“Nope.  My dad is pretty ordinary.”

Some of the people at the table laugh and one says that the next time he sees my dad, he will tell him that I said he is ordinary.

“What did they do to teach the faith?  Did you go to daily Mass?”
“No.  We prayed the rosary sometimes and usually prayers at night.  My parents just talked about the faith very openly and we always went to Mass on Sunday.  My parents are pretty ordinary.  They just did what they were supposed to: they were our primary educators in the faith.Continue reading “Ordinary”

A Shift of Perspective

I just wanted this day to be over.  It felt unnecessarily long and drawn out.  In fact, this whole week had felt tiring.

On Tuesday, near the end of my last class, I decided to start thinking that it was actually Friday.  With growing excitement, I started to wrap the class up, thinking, How could I have forgotten all day that it was Friday?  When I told them that we would discuss their assignment on Monday, I suddenly realized (spurred on in part by some confused faces) that it was really Tuesday.  Each day since then has been more of the same desire to get to Saturday.

As I followed my class to the computer lab, I internally rolled my eyes.  Such a rough day.

Then I mentally interrogated my self-pitying soul:

Why is this such a rough day?
Because the computers didn’t work like they were supposed to and now we have to go to a lab.
Did you get enough to eat?
Yeah…
Did you fear for your life?
No…
Is it really that big of a deal?
No…

I’m not saying I was chipper and happy-go-lucky the rest of the day, but it helped slap me out of my first-world troubles.  The computers didn’t cooperate: get over this little difficulty, get over yourself, and be thankful for what you do have.  It isn’t worth getting stressed out over and it shouldn’t ruin the rest of your day, but rather it was a little mishap.

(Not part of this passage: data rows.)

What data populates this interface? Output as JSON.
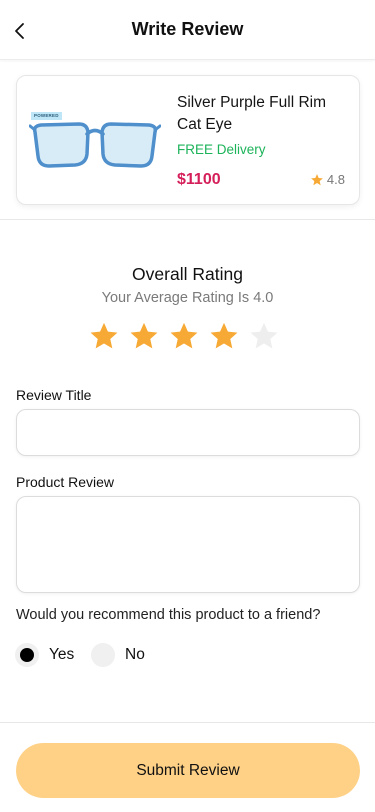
{
  "header": {
    "title": "Write Review",
    "back_icon": "chevron-left-icon"
  },
  "product": {
    "name": "Silver Purple Full Rim Cat Eye",
    "delivery": "FREE Delivery",
    "price": "$1100",
    "rating": "4.8",
    "image_badge": "POWERED",
    "colors": {
      "delivery": "#1cb35a",
      "price": "#d51f5a",
      "star": "#f7a935"
    }
  },
  "overall": {
    "title": "Overall Rating",
    "subtitle": "Your Average Rating Is 4.0",
    "stars_filled": 4,
    "stars_total": 5
  },
  "form": {
    "review_title_label": "Review Title",
    "review_title_value": "",
    "product_review_label": "Product Review",
    "product_review_value": ""
  },
  "recommend": {
    "question": "Would you recommend this product to a friend?",
    "options": [
      {
        "label": "Yes",
        "checked": true
      },
      {
        "label": "No",
        "checked": false
      }
    ]
  },
  "submit": {
    "label": "Submit Review",
    "color": "#ffd187"
  }
}
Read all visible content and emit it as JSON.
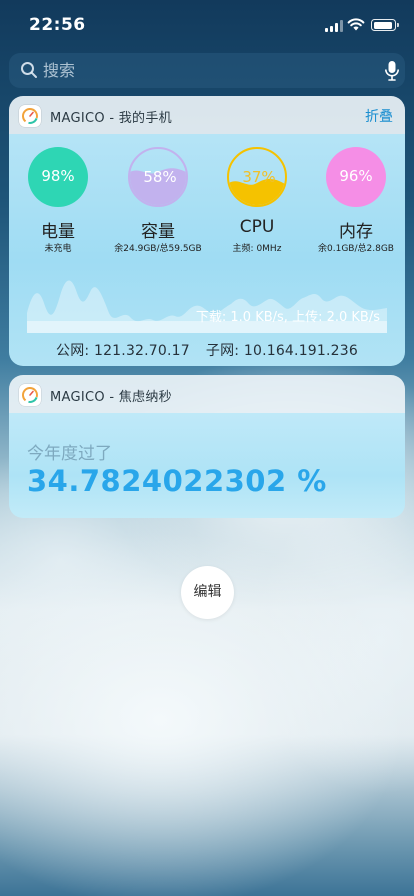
{
  "status_bar": {
    "time": "22:56"
  },
  "search": {
    "placeholder": "搜索"
  },
  "widget1": {
    "title": "MAGICO - 我的手机",
    "collapse_label": "折叠",
    "gauges": [
      {
        "percent": "98%",
        "level": 0.98,
        "name": "电量",
        "sub": "未充电",
        "color": "#2ed6b4"
      },
      {
        "percent": "58%",
        "level": 0.58,
        "name": "容量",
        "sub": "余24.9GB/总59.5GB",
        "color": "#c2b2ee"
      },
      {
        "percent": "37%",
        "level": 0.37,
        "name": "CPU",
        "sub": "主频: 0MHz",
        "color": "#f5c200"
      },
      {
        "percent": "96%",
        "level": 0.96,
        "name": "内存",
        "sub": "余0.1GB/总2.8GB",
        "color": "#f58ee6"
      }
    ],
    "speed": "下载: 1.0 KB/s, 上传: 2.0 KB/s",
    "public_ip": "公网: 121.32.70.17",
    "private_ip": "子网: 10.164.191.236"
  },
  "widget2": {
    "title": "MAGICO - 焦虑纳秒",
    "label": "今年度过了",
    "value": "34.7824022302 %"
  },
  "edit_label": "编辑",
  "colors": {
    "accent": "#1a8ed0",
    "year_value": "#29a6ea"
  }
}
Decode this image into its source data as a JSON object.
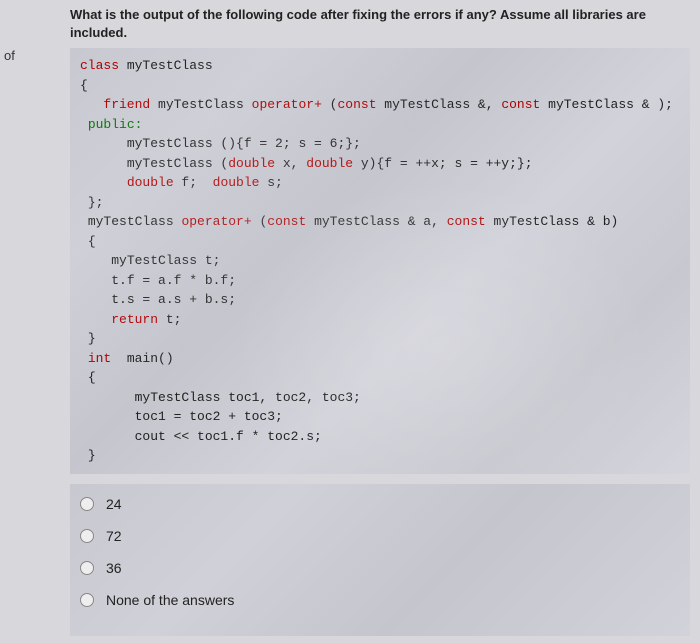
{
  "left_label": "of",
  "question": "What is the output of the following code after fixing the errors if any? Assume all libraries are included.",
  "code": {
    "l1_class": "class",
    "l1_name": "myTestClass",
    "l2": "{",
    "l3_friend": "friend",
    "l3_rest1": "myTestClass ",
    "l3_op": "operator+",
    "l3_rest2": " (",
    "l3_const1": "const",
    "l3_rest3": " myTestClass &, ",
    "l3_const2": "const",
    "l3_rest4": " myTestClass & );",
    "l4_public": "public:",
    "l5": "myTestClass (){f = 2; s = 6;};",
    "l6_a": "myTestClass (",
    "l6_double1": "double",
    "l6_b": " x, ",
    "l6_double2": "double",
    "l6_c": " y){f = ++x; s = ++y;};",
    "l7_double1": "double",
    "l7_a": " f;  ",
    "l7_double2": "double",
    "l7_b": " s;",
    "l8": "};",
    "l9_a": "myTestClass ",
    "l9_op": "operator+",
    "l9_b": " (",
    "l9_const1": "const",
    "l9_c": " myTestClass & a, ",
    "l9_const2": "const",
    "l9_d": " myTestClass & b)",
    "l10": "{",
    "l11": "myTestClass t;",
    "l12": "t.f = a.f * b.f;",
    "l13": "t.s = a.s + b.s;",
    "l14_ret": "return",
    "l14_b": " t;",
    "l15": "}",
    "l16_int": "int",
    "l16_b": "  main()",
    "l17": "{",
    "l18": "myTestClass toc1, toc2, toc3;",
    "l19": "toc1 = toc2 + toc3;",
    "l20": "cout << toc1.f * toc2.s;",
    "l21": "}"
  },
  "answers": [
    {
      "label": "24"
    },
    {
      "label": "72"
    },
    {
      "label": "36"
    },
    {
      "label": "None of the answers"
    }
  ]
}
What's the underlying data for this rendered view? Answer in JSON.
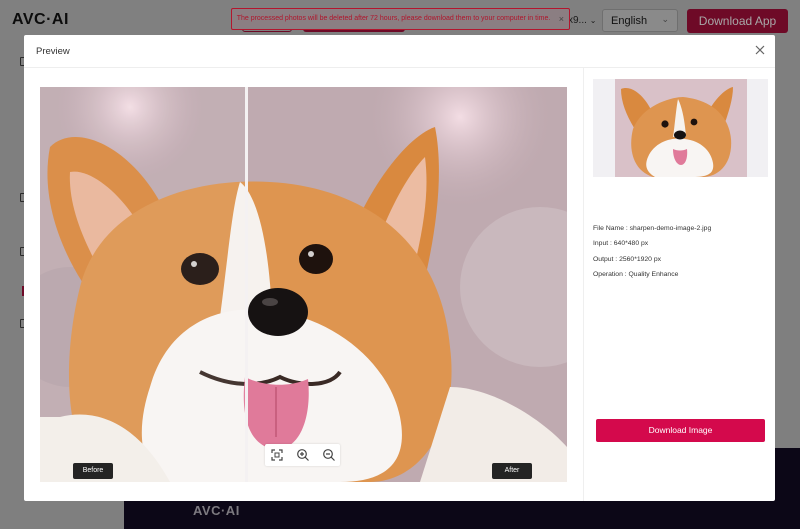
{
  "header": {
    "logo": "AVC·AI",
    "account_label": "x9...",
    "language": "English",
    "download_app": "Download App"
  },
  "toast": {
    "message": "The processed photos will be deleted after 72 hours, please download them to your computer in time.",
    "close_glyph": "×"
  },
  "modal": {
    "title": "Preview",
    "before_label": "Before",
    "after_label": "After",
    "info": {
      "file_name": "File Name : sharpen-demo-image-2.jpg",
      "input": "Input : 640*480 px",
      "output": "Output : 2560*1920 px",
      "operation": "Operation : Quality Enhance"
    },
    "download_button": "Download Image"
  },
  "footer": {
    "logo": "AVC·AI"
  },
  "colors": {
    "brand": "#d4094c",
    "overlay": "#7f7f7f",
    "footer_bg": "#0c0717"
  },
  "icons": [
    "close-icon",
    "fit-screen-icon",
    "zoom-in-icon",
    "zoom-out-icon",
    "chevron-down-icon"
  ]
}
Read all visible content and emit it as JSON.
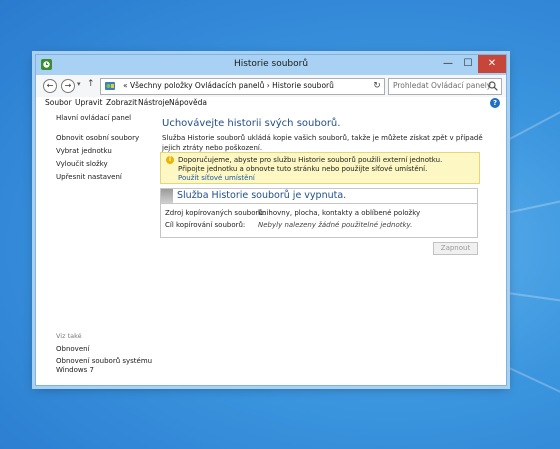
{
  "window": {
    "title": "Historie souborů",
    "minimize": "—",
    "maximize": "☐",
    "close": "✕"
  },
  "nav": {
    "back": "←",
    "forward": "→",
    "dropdown": "▾",
    "up": "↑",
    "breadcrumb": "«  Všechny položky Ovládacích panelů  ›  Historie souborů",
    "refresh": "↻",
    "search_placeholder": "Prohledat Ovládací panely"
  },
  "menu": [
    "Soubor",
    "Upravit",
    "Zobrazit",
    "Nástroje",
    "Nápověda"
  ],
  "help": "?",
  "sidebar": {
    "home": "Hlavní ovládací panel",
    "links": [
      "Obnovit osobní soubory",
      "Vybrat jednotku",
      "Vyloučit složky",
      "Upřesnit nastavení"
    ],
    "see_also_label": "Viz také",
    "see_also": [
      "Obnovení",
      "Obnovení souborů systému",
      "Windows 7"
    ]
  },
  "main": {
    "title": "Uchovávejte historii svých souborů.",
    "description": "Služba Historie souborů ukládá kopie vašich souborů, takže je můžete získat zpět v případě jejich ztráty nebo poškození.",
    "warning": "Doporučujeme, abyste pro službu Historie souborů použili externí jednotku. Připojte jednotku a obnovte tuto stránku nebo použijte síťové umístění.",
    "warning_link": "Použít síťové umístění",
    "status_title": "Služba Historie souborů je vypnuta.",
    "source_label": "Zdroj kopírovaných souborů:",
    "source_value": "knihovny, plocha, kontakty a oblíbené položky",
    "target_label": "Cíl kopírování souborů:",
    "target_value": "Nebyly nalezeny žádné použitelné jednotky.",
    "enable_button": "Zapnout"
  }
}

The change in perspective was very needed.  Let little things stay little.

Running for Them

This might be premature, but I find it interesting that what has motivated me to take up running is teaching.  More specifically, my students.  “Take up running” means I’ve gone for four runs in the past week.  It could all fall apart very soon (definitely has happened before), but I think this might be here to stay for the time being.

A couple weeks ago I came to a realization: I don’t sacrifice for my students.  They come up in my prayers and I hope the best for them.  However, I don’t often find myself tangibly offering things up for them, other than allowing them to keep living after a particularly trying class period.

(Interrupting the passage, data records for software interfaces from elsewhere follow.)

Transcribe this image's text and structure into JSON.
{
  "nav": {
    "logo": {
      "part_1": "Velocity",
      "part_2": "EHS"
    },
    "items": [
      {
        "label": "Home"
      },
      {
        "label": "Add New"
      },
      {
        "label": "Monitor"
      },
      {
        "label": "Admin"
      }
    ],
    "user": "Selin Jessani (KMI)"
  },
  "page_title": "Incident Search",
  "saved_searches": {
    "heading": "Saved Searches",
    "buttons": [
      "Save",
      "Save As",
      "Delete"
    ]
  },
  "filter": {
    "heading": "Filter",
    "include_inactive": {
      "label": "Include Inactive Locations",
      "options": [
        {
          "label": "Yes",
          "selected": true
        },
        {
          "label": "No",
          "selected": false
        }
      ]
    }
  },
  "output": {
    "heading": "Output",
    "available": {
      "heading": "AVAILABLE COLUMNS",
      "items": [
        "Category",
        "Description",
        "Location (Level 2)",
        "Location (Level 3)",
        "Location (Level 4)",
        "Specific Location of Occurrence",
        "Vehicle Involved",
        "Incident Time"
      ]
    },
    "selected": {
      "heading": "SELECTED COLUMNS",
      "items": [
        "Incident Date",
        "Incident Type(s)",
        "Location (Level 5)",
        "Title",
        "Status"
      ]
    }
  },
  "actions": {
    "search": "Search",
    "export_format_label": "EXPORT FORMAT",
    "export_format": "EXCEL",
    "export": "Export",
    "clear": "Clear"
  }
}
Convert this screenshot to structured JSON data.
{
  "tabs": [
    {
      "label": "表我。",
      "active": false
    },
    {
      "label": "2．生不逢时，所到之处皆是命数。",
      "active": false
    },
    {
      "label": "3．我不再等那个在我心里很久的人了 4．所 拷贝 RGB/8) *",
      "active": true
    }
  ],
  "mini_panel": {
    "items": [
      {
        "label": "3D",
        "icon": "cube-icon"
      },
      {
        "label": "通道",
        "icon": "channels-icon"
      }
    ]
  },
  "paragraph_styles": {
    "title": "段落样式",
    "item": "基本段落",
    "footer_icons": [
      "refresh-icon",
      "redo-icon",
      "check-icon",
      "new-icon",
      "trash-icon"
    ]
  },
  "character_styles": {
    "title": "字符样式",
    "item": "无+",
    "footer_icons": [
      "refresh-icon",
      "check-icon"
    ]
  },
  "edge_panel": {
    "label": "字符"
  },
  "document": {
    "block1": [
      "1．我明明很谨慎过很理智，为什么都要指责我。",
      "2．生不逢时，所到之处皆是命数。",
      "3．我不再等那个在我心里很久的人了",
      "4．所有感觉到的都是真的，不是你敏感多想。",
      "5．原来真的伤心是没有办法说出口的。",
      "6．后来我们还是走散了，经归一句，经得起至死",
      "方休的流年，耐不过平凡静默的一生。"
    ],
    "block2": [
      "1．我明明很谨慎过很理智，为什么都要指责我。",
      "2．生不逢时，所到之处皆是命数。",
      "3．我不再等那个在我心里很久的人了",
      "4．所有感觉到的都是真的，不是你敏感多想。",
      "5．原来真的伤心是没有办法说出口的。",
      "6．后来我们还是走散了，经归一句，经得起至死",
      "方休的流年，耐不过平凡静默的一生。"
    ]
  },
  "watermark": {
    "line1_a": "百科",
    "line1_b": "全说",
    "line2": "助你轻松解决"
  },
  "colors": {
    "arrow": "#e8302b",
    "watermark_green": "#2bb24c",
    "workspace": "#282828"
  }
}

I’ve realized this lack of sacrifice before.  This time I was compelled to do something about it.  Running is something good for me and good for them.  I find myself thinking about them as I run and offering up my labored breaths for them.

Yet the more I run (think: slow jog), the more reasons I find to keep doing it.  I’ve run twice through my neighborhood and while I don’t like it as much, I think I might keep it up because it gives a new perspective and new prayer intentions.  I run past a home and I hear the muffled sound of a man and woman arguing.  Or I run around a bend and see two kids in front of a house, a larger pre-teen girl slapping the head of a smaller pre-teen boy.  The girl looks belligerent and the boy has his defenses up but is angry.  She glances at me and there are no more blows while I run by the house.

I find myself praying for peace as I meander the streets of my neighborhood.  This little heart inexplicably finds itself aching for situations I will never know about, fights I will never see, hurtful words I will never hear, but that are happening in these places so near to me.  I prayed for peace to flow through these houses.  For homes to be places of peace, not places where we take up arms against our flesh and blood.  For parents to show their children how to love.  For people to experience the love and peace of Christ that I have experienced.

It is not that much, and I should in all rights probably be doing far more.  But for now, I am running for my students.  For their addictions, depression, relationships, struggles, and hearts.  When I nearly convince myself to not go for a planned run, I remember them and realize I’m not doing it for me, but for them.  And it makes me run.